A capacity for imagination

The third aspect of Driant's ability to anticipate lies in his imagination. He was able to glimpse job opportunities from his reading, his meetings, his reflections. Driant was not a dreamer. All his intellectual activity was constantly driven by the desire to constantly improve the military capabilities of the French army.His entire intellectual activity was constantly driven by the desire to constantly improve the military capabilities of the French army, to enable it to win the battle of the future that he imagined and wished to avenge the affront of the 1870 defeat that had marked his adolescence at the least cost.
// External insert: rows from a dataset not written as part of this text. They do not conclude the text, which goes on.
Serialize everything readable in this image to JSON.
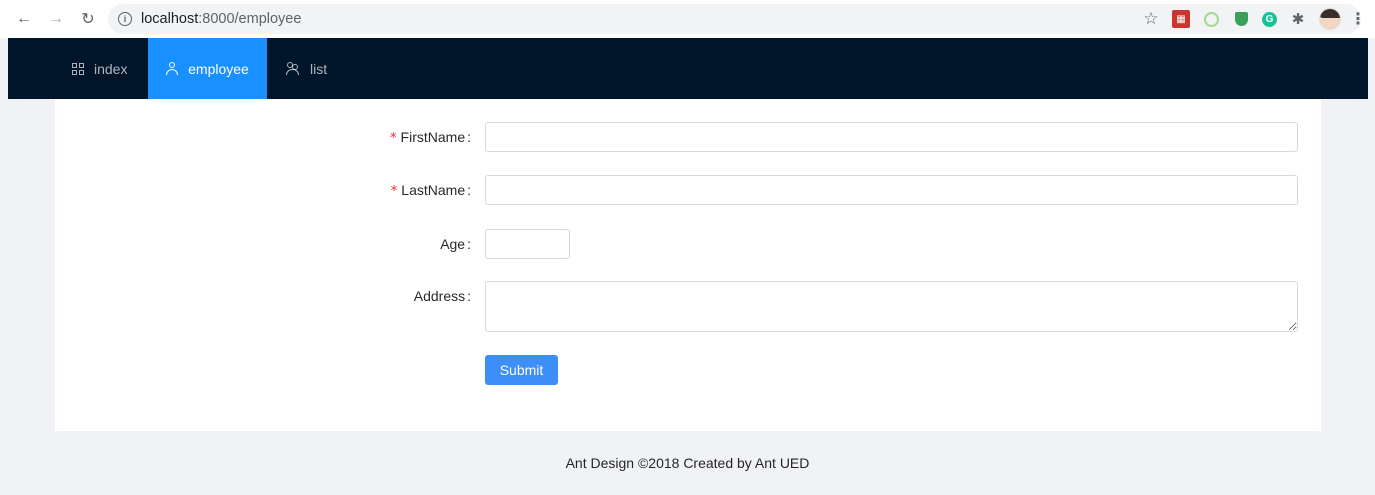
{
  "browser": {
    "url_host": "localhost",
    "url_path": ":8000/employee",
    "icons": [
      "back-arrow-icon",
      "forward-arrow-icon",
      "reload-icon",
      "info-icon",
      "star-icon",
      "extension-icons",
      "puzzle-icon",
      "avatar",
      "kebab-menu-icon"
    ]
  },
  "header": {
    "menu": [
      {
        "label": "index",
        "icon": "appstore-icon",
        "active": false
      },
      {
        "label": "employee",
        "icon": "user-icon",
        "active": true
      },
      {
        "label": "list",
        "icon": "team-icon",
        "active": false
      }
    ],
    "background": "#001529",
    "active_color": "#1890ff"
  },
  "form": {
    "first_name": {
      "label": "FirstName",
      "required": true,
      "value": ""
    },
    "last_name": {
      "label": "LastName",
      "required": true,
      "value": ""
    },
    "age": {
      "label": "Age",
      "required": false,
      "value": ""
    },
    "address": {
      "label": "Address",
      "required": false,
      "value": ""
    },
    "submit_label": "Submit",
    "required_mark": "*",
    "colon": ":"
  },
  "footer": {
    "text": "Ant Design ©2018 Created by Ant UED"
  }
}
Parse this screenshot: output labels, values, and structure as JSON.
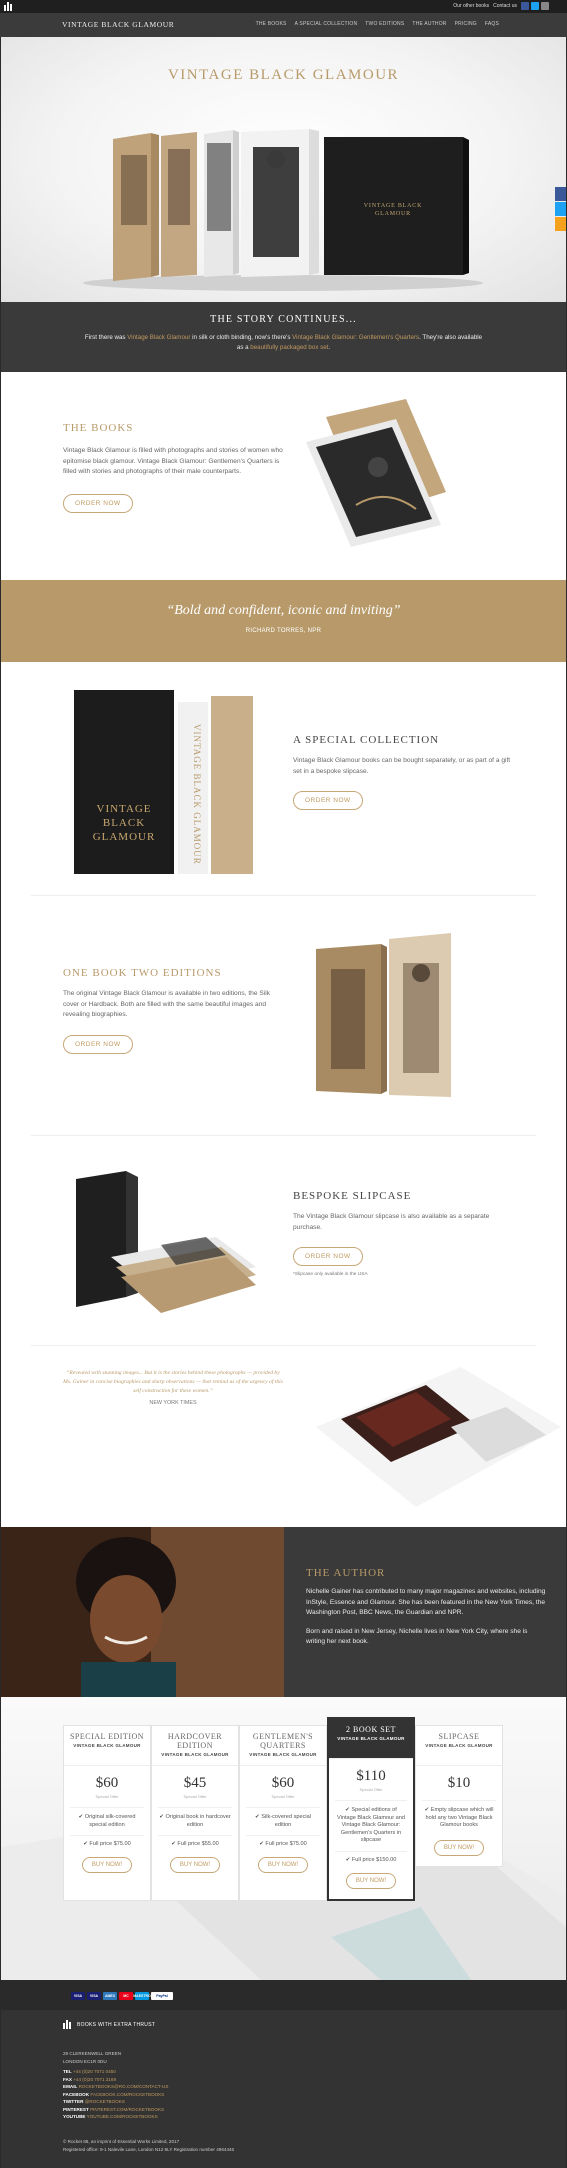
{
  "util": {
    "order_label": "Our other books",
    "contact_label": "Contact us"
  },
  "nav": {
    "brand": "VINTAGE BLACK GLAMOUR",
    "items": [
      "THE BOOKS",
      "A SPECIAL COLLECTION",
      "TWO EDITIONS",
      "THE AUTHOR",
      "PRICING",
      "FAQS"
    ]
  },
  "hero": {
    "title": "VINTAGE BLACK GLAMOUR",
    "box_title_line1": "VINTAGE BLACK",
    "box_title_line2": "GLAMOUR"
  },
  "story": {
    "heading": "THE STORY CONTINUES...",
    "text_a": "First there was ",
    "link_a": "Vintage Black Glamour",
    "text_b": " in silk or cloth binding, now's there's ",
    "link_b": "Vintage Black Glamour: Gentlemen's Quarters",
    "text_c": ". They're also available as a ",
    "link_c": "beautifully packaged box set",
    "text_d": "."
  },
  "books": {
    "heading": "THE BOOKS",
    "body": "Vintage Black Glamour is filled with photographs and stories of women who epitomise black glamour. Vintage Black Glamour: Gentlemen's Quarters is filled with stories and photographs of their male counterparts.",
    "button": "ORDER NOW"
  },
  "quote": {
    "text": "“Bold and confident, iconic and inviting”",
    "by": "RICHARD TORRES, NPR"
  },
  "collection": {
    "heading": "A SPECIAL COLLECTION",
    "body": "Vintage Black Glamour books can be bought separately, or as part of a gift set in a bespoke slipcase.",
    "button": "ORDER NOW",
    "box_line1": "VINTAGE",
    "box_line2": "BLACK",
    "box_line3": "GLAMOUR",
    "spine_text": "VINTAGE BLACK GLAMOUR"
  },
  "editions": {
    "heading": "ONE BOOK TWO EDITIONS",
    "body": "The original Vintage Black Glamour is available in two editions, the Silk cover or Hardback. Both are filled with the same beautiful images and revealing biographies.",
    "button": "ORDER NOW"
  },
  "slipcase": {
    "heading": "BESPOKE SLIPCASE",
    "body": "The Vintage Black Glamour slipcase is also available as a separate purchase.",
    "button": "ORDER NOW",
    "footnote": "*Slipcase only available in the USA"
  },
  "review": {
    "text": "“Revealed with stunning images... But it is the stories behind these photographs — provided by Ms. Gainer in concise biographies and sharp observations — that remind us of the urgency of this self construction for these women.”",
    "by": "NEW YORK TIMES"
  },
  "author": {
    "heading": "THE AUTHOR",
    "para1": "Nichelle Gainer has contributed to many major magazines and websites, including InStyle, Essence and Glamour. She has been featured in the New York Times, the Washington Post, BBC News, the Guardian and NPR.",
    "para2": "Born and raised in New Jersey, Nichelle lives in New York City, where she is writing her next book."
  },
  "pricing": {
    "plans": [
      {
        "name": "SPECIAL EDITION",
        "sub": "VINTAGE BLACK GLAMOUR",
        "price": "$60",
        "note": "Special Offer",
        "feature": "✔ Original silk-covered special edition",
        "full": "✔ Full price $75.00",
        "button": "BUY NOW!"
      },
      {
        "name": "HARDCOVER EDITION",
        "sub": "VINTAGE BLACK GLAMOUR",
        "price": "$45",
        "note": "Special Offer",
        "feature": "✔ Original book in hardcover edition",
        "full": "✔ Full price $55.00",
        "button": "BUY NOW!"
      },
      {
        "name": "GENTLEMEN'S QUARTERS",
        "sub": "VINTAGE BLACK GLAMOUR",
        "price": "$60",
        "note": "Special Offer",
        "feature": "✔ Silk-covered special edition",
        "full": "✔ Full price $75.00",
        "button": "BUY NOW!"
      },
      {
        "name": "2 BOOK SET",
        "sub": "VINTAGE BLACK GLAMOUR",
        "price": "$110",
        "note": "Special Offer",
        "feature": "✔ Special editions of Vintage Black Glamour and Vintage Black Glamour: Gentlemen's Quarters in slipcase",
        "full": "✔ Full price $150.00",
        "button": "BUY NOW!"
      },
      {
        "name": "SLIPCASE",
        "sub": "VINTAGE BLACK GLAMOUR",
        "price": "$10",
        "note": "",
        "feature": "✔ Empty slipcase which will hold any two Vintage Black Glamour books",
        "full": "",
        "button": "BUY NOW!"
      }
    ]
  },
  "footer": {
    "cards": [
      "VISA",
      "VISA",
      "AMEX",
      "MC",
      "MAESTRO",
      "PayPal"
    ],
    "brand": "BOOKS WITH EXTRA THRUST",
    "address_lines": [
      "29 CLERKENWELL GREEN",
      "LONDON EC1R 0DU"
    ],
    "contacts": [
      {
        "label": "TEL",
        "value": "+44 (0)20 7071 0450"
      },
      {
        "label": "FAX",
        "value": "+44 (0)20 7071 3169"
      },
      {
        "label": "EMAIL",
        "value": "ROCKETBOOKS@RO.COM/CONTACT-US"
      },
      {
        "label": "FACEBOOK",
        "value": "FACEBOOK.COM/ROCKETBOOKS"
      },
      {
        "label": "TWITTER",
        "value": "@ROCKETBOOKS"
      },
      {
        "label": "PINTEREST",
        "value": "PINTEREST.COM/ROCKETBOOKS"
      },
      {
        "label": "YOUTUBE",
        "value": "YOUTUBE.COM/ROCKETBOOKS"
      }
    ],
    "legal1": "© Rocket 88, an imprint of Essential Works Limited, 2017",
    "legal2": "Registered office: 9-1 Nalevile Lane, London N12 8LY  Registration number 4964446"
  },
  "colors": {
    "gold": "#b89a6a",
    "dark": "#3a3a3a",
    "facebook": "#3b5998",
    "twitter": "#1da1f2",
    "email": "#f4a21e"
  }
}
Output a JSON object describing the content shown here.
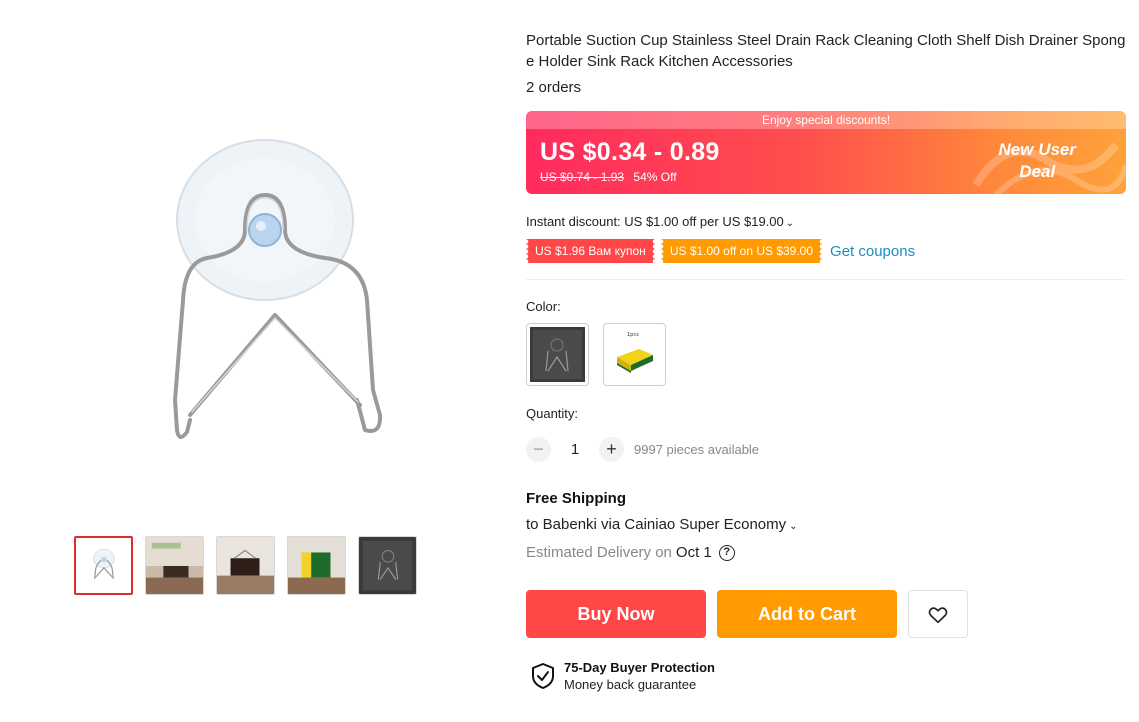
{
  "product": {
    "title": "Portable Suction Cup Stainless Steel Drain Rack Cleaning Cloth Shelf Dish Drainer Sponge Holder Sink Rack Kitchen Accessories",
    "orders": "2 orders"
  },
  "gallery": {
    "thumbnails": [
      "suction-hook",
      "rack-with-sponge-wall",
      "rack-with-sponge-dark",
      "rack-with-yellow-sponge",
      "rack-on-dark"
    ]
  },
  "price": {
    "banner_text": "Enjoy special discounts!",
    "current": "US $0.34 - 0.89",
    "original": "US $0.74 - 1.93",
    "discount": "54% Off",
    "deal_line1": "New User",
    "deal_line2": "Deal"
  },
  "discount": {
    "instant": "Instant discount: US $1.00 off per US $19.00",
    "coupon_red": "US $1.96 Вам купон",
    "coupon_orange": "US $1.00 off on US $39.00",
    "get_coupons": "Get coupons"
  },
  "options": {
    "color_label": "Color:",
    "swatches": [
      "dark-rack",
      "sponge-1pcs"
    ],
    "swatch_caption": "1pcs"
  },
  "quantity": {
    "label": "Quantity:",
    "minus": "−",
    "plus": "+",
    "value": "1",
    "available": "9997 pieces available"
  },
  "shipping": {
    "title": "Free Shipping",
    "to": "to Babenki via Cainiao Super Economy",
    "eta_label": "Estimated Delivery on",
    "eta_date": "Oct 1",
    "help": "?"
  },
  "actions": {
    "buy_now": "Buy Now",
    "add_to_cart": "Add to Cart"
  },
  "protection": {
    "title": "75-Day Buyer Protection",
    "subtitle": "Money back guarantee"
  },
  "colors": {
    "buy": "#ff4747",
    "cart": "#ff9a00",
    "link": "#1a8fbf",
    "active_thumb": "#e02b2b"
  }
}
His first work, which he began to publish in 1888 and which brought him immediate fame, is entitled "The War of Tomorrow", in which he expresses the experience he acquired during his career. In it, he describes a German invasion, this time stopped by the fortresses built on the north-eastern border, the quality of theFinally, he describes a German invasion, this time stopped thanks to the fortresses built on the north-eastern border, to the quality of the organisation of the mobilisation of forces and, finally, to the manoeuvring capabilities of the French army, motivated by the powerful patriotic ardour of its soldiers.

The whole vision of a future war is present in this scenario, which describes the consequences of preparatory measures adopted sufficiently in advance to make it possible to oppose any surprise. For if future war is often built on the ground, the one who has succeeded in preparing for it in advance wins at least the first battle.

Pn the future, Driant will often use the same process: stay as close as possible to current events so as to remain plausible; adopt a global point of view by presenting the causes of conflicts and then, after the battle, their consequences, which is akin to defining the goals of war too often forgotten by political decision-makers.

It would take an entire book to quote in more detail his futuristic visions, which are sometimes veritable premonitions, especially when he evokes his own death, described several times in his books, where he often mixes autobiographical memories. For Driant is a man who wrote his life and lived his work.

Priority to reflection

Culture, curiosity and imagination: these are the three keys to Émile Driant's talent for anticipation in trying to discern what the future war will be like and thus enable its preparation. If we can say today that he was sometimes a visionary, it is essentially because he limited his horizon to about fifteen years. This is the time, nowadays, to develop a weapons programme.

And this without sinking into the defect often reproached, in a caricatured way, for the military to prepare for the last war and to give in to their reflexes in the face of events. For Driant, the ideal armament would be one that would be so terrifying that it would prevent it from being used and thus forbid war. A premonition that is singularly reminiscent of the deterrence we know.

If they seem very dated and obsolete today, the images of Driant's war-fiction were nevertheless, in his time, real anticipations because their author had managed to make his reflection prevail over his reflexes as a soldier. Attitude that any staff officer should adopt.


1 Recently republished, in a very nice presentation, with a biographical book on
Driant, by Le Comptoir des Editeurs in Saint-Méen le Grand (35290)

Admitted to the Special Military School of Saint-Cyr in 1965, General Henry-Jean FOURNIER belonged to the "Lieutenant-Colonel DRIANT" class (1965-1967), of which he was secretary of promotion. An infantry officer, he notably commanded the 152nd Infantry Regiment and served in various staff positions in the field of operational preparation of forces. He ended his career in 2000 after serving as Chief of Staff of the French forces in the former Yugoslavia and then as Chief of Staff of the Atlantic Defence Military Region.

Title : Driant, between science fiction and anticipation
Author (s) : Général (2S) Henry-Jean Fournier